Why is it necessary to create additional variables in the constructor and assign them the values of the original ones and not keep refering to the original variables?

4 Likes

I thought the same thing. The reason is you don’t want to change your variables sometimes. So you keep one constant and then you can make separate variables as needed.

2 Likes

There is an error in the code example, the last line fido.breed; when compile, “error: not a statement”.

Maybe it should be: System.out.println(fido.breed);

How to add color to the dogs?

public class Dog {
String breed;
boolean hasOwner;
int age;
String color;

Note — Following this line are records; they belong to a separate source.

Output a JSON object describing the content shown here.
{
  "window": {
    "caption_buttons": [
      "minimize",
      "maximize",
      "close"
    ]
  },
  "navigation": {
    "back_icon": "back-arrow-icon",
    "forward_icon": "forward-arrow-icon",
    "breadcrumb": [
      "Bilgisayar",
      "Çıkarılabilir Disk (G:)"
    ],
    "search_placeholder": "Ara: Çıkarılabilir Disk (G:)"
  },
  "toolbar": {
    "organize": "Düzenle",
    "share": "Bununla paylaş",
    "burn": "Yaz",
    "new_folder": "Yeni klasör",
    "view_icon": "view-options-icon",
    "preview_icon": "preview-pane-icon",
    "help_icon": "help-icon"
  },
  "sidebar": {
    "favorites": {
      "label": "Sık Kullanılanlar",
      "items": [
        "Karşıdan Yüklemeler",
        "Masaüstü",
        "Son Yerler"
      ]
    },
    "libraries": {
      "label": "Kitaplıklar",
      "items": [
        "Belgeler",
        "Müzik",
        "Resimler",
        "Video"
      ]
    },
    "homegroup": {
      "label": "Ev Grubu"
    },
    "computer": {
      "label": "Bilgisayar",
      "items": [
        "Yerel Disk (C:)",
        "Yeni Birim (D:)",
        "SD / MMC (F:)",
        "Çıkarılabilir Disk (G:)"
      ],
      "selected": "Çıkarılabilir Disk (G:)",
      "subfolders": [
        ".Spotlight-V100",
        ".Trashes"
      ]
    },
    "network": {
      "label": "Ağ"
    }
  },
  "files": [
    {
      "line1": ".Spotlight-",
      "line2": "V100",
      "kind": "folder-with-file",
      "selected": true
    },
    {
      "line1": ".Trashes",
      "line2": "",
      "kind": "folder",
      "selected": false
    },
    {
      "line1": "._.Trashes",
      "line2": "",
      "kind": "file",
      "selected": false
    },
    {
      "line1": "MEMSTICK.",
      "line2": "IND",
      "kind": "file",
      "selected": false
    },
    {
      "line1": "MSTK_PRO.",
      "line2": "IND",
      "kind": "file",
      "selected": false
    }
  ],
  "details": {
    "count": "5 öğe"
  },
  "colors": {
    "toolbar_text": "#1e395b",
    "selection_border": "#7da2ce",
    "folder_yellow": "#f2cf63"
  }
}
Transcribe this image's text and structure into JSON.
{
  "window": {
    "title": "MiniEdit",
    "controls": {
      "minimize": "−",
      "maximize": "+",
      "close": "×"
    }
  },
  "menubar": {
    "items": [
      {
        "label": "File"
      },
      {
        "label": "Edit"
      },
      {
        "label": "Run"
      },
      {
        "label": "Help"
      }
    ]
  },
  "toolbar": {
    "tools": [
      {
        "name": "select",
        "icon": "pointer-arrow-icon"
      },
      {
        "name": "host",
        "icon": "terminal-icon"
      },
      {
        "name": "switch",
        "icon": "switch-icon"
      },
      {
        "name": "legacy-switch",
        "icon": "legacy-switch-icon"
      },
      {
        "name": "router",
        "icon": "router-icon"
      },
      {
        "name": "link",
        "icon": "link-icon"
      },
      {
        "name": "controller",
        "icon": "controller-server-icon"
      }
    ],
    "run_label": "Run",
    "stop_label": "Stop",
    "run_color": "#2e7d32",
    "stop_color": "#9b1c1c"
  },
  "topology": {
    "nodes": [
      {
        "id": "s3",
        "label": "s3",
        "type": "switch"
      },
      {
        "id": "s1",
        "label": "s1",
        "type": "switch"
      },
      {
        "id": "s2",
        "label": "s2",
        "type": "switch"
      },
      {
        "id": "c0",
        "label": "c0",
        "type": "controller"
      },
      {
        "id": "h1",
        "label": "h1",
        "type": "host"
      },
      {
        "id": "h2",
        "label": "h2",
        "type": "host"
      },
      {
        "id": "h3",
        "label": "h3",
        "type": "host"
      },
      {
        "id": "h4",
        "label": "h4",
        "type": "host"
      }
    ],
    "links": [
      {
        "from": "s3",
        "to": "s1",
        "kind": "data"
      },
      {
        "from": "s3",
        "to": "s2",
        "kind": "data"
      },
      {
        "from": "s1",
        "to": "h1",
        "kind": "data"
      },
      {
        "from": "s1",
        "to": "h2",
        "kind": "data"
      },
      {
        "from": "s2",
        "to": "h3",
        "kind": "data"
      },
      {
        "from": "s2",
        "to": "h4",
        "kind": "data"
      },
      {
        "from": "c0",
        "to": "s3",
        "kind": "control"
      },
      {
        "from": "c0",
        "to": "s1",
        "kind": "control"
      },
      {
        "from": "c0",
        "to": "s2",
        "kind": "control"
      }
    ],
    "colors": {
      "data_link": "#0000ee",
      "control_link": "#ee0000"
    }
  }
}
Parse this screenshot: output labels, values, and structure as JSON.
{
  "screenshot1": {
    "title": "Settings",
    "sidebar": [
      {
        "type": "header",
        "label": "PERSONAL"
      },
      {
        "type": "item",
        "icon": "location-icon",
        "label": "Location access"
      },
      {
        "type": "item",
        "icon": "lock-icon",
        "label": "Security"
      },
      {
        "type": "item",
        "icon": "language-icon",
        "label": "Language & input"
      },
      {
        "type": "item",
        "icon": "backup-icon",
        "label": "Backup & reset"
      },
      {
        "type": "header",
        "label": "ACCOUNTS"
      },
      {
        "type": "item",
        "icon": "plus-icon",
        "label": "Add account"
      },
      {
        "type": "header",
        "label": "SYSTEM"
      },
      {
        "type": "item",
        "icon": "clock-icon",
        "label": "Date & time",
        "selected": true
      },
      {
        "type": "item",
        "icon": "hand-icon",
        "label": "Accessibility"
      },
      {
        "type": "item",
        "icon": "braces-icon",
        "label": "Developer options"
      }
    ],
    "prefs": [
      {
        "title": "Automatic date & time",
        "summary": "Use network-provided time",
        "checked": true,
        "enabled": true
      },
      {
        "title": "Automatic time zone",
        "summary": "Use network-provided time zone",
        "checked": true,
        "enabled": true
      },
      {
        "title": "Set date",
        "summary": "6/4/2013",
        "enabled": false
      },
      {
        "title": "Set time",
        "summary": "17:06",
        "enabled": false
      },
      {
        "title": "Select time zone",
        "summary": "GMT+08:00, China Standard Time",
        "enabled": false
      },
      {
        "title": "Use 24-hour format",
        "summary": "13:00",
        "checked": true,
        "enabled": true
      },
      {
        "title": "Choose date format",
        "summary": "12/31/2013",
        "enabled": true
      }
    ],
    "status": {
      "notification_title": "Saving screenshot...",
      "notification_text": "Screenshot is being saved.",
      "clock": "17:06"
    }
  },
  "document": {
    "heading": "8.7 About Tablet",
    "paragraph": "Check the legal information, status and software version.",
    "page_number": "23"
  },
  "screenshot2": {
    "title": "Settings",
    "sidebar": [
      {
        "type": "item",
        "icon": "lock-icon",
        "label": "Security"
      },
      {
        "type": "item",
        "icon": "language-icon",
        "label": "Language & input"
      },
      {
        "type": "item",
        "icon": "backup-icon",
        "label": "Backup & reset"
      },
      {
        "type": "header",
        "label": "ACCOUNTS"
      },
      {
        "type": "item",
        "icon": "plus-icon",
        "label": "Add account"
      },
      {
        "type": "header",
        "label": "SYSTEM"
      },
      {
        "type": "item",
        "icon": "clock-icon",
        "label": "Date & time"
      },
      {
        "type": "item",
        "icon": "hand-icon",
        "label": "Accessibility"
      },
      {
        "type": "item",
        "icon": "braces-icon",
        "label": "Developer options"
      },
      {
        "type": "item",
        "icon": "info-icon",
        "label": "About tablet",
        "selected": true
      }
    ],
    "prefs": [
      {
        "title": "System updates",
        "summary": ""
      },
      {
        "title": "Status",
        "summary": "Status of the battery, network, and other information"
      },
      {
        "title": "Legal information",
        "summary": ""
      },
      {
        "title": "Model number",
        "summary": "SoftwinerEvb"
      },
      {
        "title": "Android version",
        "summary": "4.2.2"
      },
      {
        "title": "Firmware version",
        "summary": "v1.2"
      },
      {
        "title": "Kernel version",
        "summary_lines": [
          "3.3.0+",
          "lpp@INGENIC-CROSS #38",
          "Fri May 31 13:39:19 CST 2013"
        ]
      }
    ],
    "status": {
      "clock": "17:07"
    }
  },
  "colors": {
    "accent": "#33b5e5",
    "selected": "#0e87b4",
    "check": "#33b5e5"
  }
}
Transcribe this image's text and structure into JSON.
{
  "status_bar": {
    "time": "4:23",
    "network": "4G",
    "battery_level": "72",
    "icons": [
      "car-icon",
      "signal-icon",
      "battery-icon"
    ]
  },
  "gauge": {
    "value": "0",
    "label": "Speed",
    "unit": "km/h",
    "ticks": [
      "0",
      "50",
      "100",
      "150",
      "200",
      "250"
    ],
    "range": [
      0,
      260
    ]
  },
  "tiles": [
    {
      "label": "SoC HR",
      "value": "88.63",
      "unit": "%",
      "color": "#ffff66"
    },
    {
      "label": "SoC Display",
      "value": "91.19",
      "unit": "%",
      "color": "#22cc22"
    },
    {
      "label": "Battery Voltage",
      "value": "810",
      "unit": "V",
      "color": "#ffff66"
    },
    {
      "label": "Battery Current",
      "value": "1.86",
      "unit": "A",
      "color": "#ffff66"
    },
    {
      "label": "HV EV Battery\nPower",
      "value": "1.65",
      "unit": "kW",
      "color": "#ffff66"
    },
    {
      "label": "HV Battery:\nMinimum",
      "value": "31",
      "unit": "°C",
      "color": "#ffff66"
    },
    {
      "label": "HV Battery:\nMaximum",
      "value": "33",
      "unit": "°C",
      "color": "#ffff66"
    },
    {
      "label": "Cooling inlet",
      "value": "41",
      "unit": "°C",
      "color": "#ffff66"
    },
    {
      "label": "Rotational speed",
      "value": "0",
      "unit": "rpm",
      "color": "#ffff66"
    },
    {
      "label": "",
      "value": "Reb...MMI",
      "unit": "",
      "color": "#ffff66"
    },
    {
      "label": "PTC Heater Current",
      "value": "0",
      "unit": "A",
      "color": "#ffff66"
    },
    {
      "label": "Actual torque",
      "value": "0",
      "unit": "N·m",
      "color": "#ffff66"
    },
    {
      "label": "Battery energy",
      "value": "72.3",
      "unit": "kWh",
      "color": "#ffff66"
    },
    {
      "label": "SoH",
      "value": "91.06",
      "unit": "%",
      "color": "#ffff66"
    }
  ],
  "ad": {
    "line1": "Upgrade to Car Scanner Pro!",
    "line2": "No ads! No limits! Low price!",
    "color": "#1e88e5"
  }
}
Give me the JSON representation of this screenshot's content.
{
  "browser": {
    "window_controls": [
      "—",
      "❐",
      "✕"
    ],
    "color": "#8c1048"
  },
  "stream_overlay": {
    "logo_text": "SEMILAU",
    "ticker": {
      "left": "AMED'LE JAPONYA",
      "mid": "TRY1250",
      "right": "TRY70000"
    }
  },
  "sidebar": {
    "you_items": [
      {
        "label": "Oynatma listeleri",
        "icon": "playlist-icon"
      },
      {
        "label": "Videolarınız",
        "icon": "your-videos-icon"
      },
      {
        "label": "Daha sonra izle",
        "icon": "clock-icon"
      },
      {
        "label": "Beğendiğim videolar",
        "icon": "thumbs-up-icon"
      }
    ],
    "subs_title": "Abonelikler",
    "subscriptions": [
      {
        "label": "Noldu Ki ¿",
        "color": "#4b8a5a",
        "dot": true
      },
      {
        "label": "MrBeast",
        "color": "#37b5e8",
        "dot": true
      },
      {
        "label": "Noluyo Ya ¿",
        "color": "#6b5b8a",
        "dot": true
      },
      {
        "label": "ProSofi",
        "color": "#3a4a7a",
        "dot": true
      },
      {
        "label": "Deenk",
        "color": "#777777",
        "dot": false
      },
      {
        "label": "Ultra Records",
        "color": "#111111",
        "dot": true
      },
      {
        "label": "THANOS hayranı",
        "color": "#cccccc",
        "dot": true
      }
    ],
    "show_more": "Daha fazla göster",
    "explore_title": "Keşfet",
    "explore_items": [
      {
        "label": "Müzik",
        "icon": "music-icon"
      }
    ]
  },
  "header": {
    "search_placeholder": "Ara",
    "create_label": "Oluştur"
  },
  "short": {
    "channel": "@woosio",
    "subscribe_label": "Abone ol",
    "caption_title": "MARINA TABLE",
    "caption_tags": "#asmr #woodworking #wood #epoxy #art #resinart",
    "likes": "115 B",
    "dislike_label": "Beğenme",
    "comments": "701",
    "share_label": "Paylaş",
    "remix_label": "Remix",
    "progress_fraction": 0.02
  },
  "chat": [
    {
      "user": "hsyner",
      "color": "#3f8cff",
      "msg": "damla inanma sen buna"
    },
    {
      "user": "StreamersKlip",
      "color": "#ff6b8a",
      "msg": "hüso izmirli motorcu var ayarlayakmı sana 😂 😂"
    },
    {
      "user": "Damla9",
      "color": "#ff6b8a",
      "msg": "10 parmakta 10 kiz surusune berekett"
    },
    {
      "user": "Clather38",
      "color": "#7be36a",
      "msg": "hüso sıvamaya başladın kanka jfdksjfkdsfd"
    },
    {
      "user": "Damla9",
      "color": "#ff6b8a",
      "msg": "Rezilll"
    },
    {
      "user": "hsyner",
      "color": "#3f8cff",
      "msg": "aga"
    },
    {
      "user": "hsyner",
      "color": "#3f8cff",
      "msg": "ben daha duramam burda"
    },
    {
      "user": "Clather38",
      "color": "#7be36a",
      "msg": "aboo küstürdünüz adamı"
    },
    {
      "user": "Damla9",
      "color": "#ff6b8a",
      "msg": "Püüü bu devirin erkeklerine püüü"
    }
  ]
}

public Dog(String dogBreed, boolean dogOwned, int dogYears, String dogColor) {
System.out.println(“Constructor invoked!”);
breed = dogBreed;
hasOwner = dogOwned;
age = dogYears;
color = dogColor;
}

public static void main(String args) {
System.out.println(“Main method started”);
Dog fido = new Dog(“Poodle”, false, 14, “White”);
Dog nunzio = new Dog(“Shiba inu”, true, 12, “Dark Brown”);
boolean isFidoOlder = fido.age > nunzio.age;
int totalDogYears = nunzio.age + fido.age;
System.out.println("Two dogs created: a " + fido.breed + " and a " + nunzio.breed);
System.out.println("The statement that fido is an older dog is: " + isFidoOlder);
System.out.println("The total age of the dogs is: " + totalDogYears);
System.out.println(fido.breed + "s are " + fido.color + " and " + nunzio.breed + "s are " + nunzio.color + “.”);
System.out.println(“Main method finished”);
}
}

Ah, String​:ok_hand::ok_hand: fml… TY

På torsdag 6. februar 2020, 19:16:33 CET skrev Ramanpreet81 via Codecademy Forums codecademy@discoursemail.com følgende:


ramanpreet81

    February 6

public class Dog {
String breed;
boolean hasOwner;
int age;
String color;

public Dog(String dogBreed, boolean dogOwned, int dogYears, String dogColor) {
System.out.println(“Constructor invoked!”);
breed = dogBreed;
hasOwner = dogOwned;
age = dogYears;
color = dogColor;
}

public static void main(String args) {
System.out.println(“Main method started”);
Dog fido = new Dog(“Poodle”, false, 14, “White”);
Dog nunzio = new Dog(“Shiba inu”, true, 12, “Dark Brown”);
boolean isFidoOlder = fido.age > nunzio.age;
int totalDogYears = nunzio.age + fido.age;
System.out.println("Two dogs created: a " + fido.breed + " and a " + nunzio.breed);
System.out.println("The statement that fido is an older dog is: " + isFidoOlder);
System.out.println("The total age of the dogs is: " + totalDogYears);
System.out.println(fido.breed + "s are " + fido.color + " and " + nunzio.breed + "s are " + nunzio.color + “.”);
System.out.println(“Main method finished”);
}
}

Yes, that is the answer.

Is there any way to prevent this repetition?

At the review stage I commented out the original statements that assigning constructor parameter values to corresponding instance fields. This code trial ran just as before commenting out these variables’ assignments.